-- Opening Marker --
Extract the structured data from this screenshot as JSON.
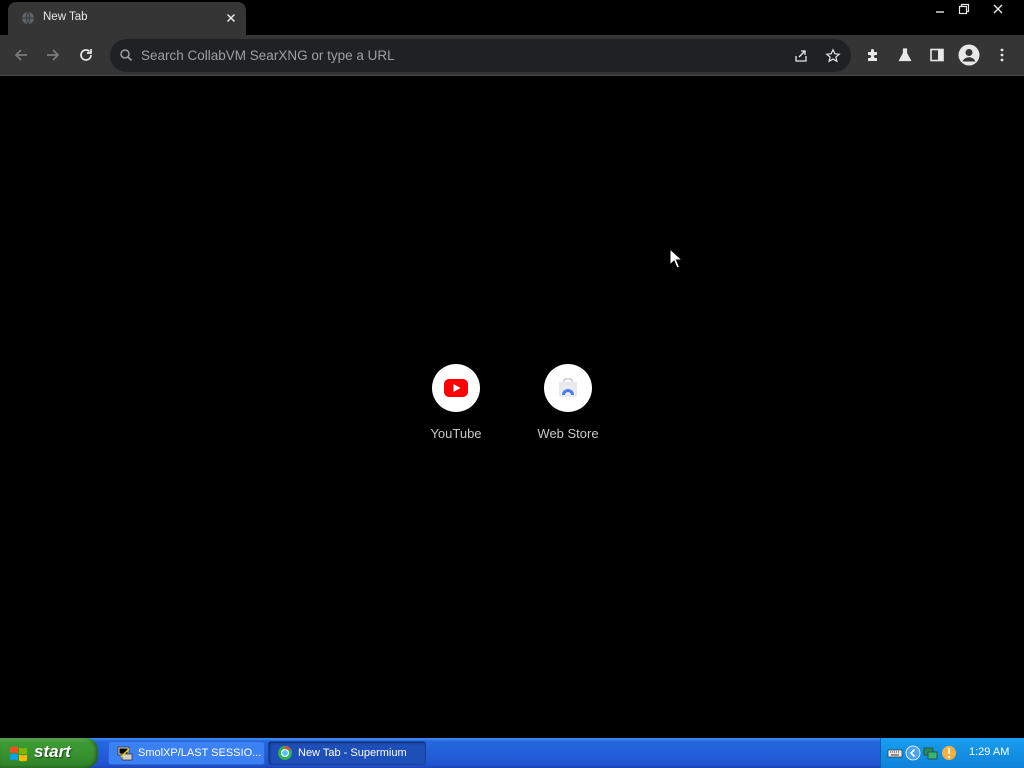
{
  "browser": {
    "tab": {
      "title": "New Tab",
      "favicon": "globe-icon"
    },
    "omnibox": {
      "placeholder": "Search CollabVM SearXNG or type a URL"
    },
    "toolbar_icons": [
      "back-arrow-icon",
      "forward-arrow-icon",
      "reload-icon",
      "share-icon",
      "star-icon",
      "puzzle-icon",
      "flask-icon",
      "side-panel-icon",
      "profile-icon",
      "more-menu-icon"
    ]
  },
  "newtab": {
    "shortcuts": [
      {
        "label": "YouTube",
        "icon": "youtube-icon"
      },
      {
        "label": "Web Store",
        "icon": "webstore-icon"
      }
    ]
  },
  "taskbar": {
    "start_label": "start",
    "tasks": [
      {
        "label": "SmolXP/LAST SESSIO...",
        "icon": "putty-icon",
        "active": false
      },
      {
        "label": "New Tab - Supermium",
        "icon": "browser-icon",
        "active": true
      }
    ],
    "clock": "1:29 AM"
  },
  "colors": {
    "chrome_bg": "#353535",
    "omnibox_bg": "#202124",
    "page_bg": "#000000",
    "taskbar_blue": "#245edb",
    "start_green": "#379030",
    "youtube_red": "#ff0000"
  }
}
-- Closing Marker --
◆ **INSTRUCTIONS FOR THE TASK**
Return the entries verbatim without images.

◆ **TASK RESULT**
Extract the structured data from this screenshot as JSON.
{
  "browser": {
    "tab": {
      "title": "New Tab",
      "favicon": "globe-icon"
    },
    "omnibox": {
      "placeholder": "Search CollabVM SearXNG or type a URL"
    },
    "toolbar_icons": [
      "back-arrow-icon",
      "forward-arrow-icon",
      "reload-icon",
      "share-icon",
      "star-icon",
      "puzzle-icon",
      "flask-icon",
      "side-panel-icon",
      "profile-icon",
      "more-menu-icon"
    ]
  },
  "newtab": {
    "shortcuts": [
      {
        "label": "YouTube",
        "icon": "youtube-icon"
      },
      {
        "label": "Web Store",
        "icon": "webstore-icon"
      }
    ]
  },
  "taskbar": {
    "start_label": "start",
    "tasks": [
      {
        "label": "SmolXP/LAST SESSIO...",
        "icon": "putty-icon",
        "active": false
      },
      {
        "label": "New Tab - Supermium",
        "icon": "browser-icon",
        "active": true
      }
    ],
    "clock": "1:29 AM"
  },
  "colors": {
    "chrome_bg": "#353535",
    "omnibox_bg": "#202124",
    "page_bg": "#000000",
    "taskbar_blue": "#245edb",
    "start_green": "#379030",
    "youtube_red": "#ff0000"
  }
}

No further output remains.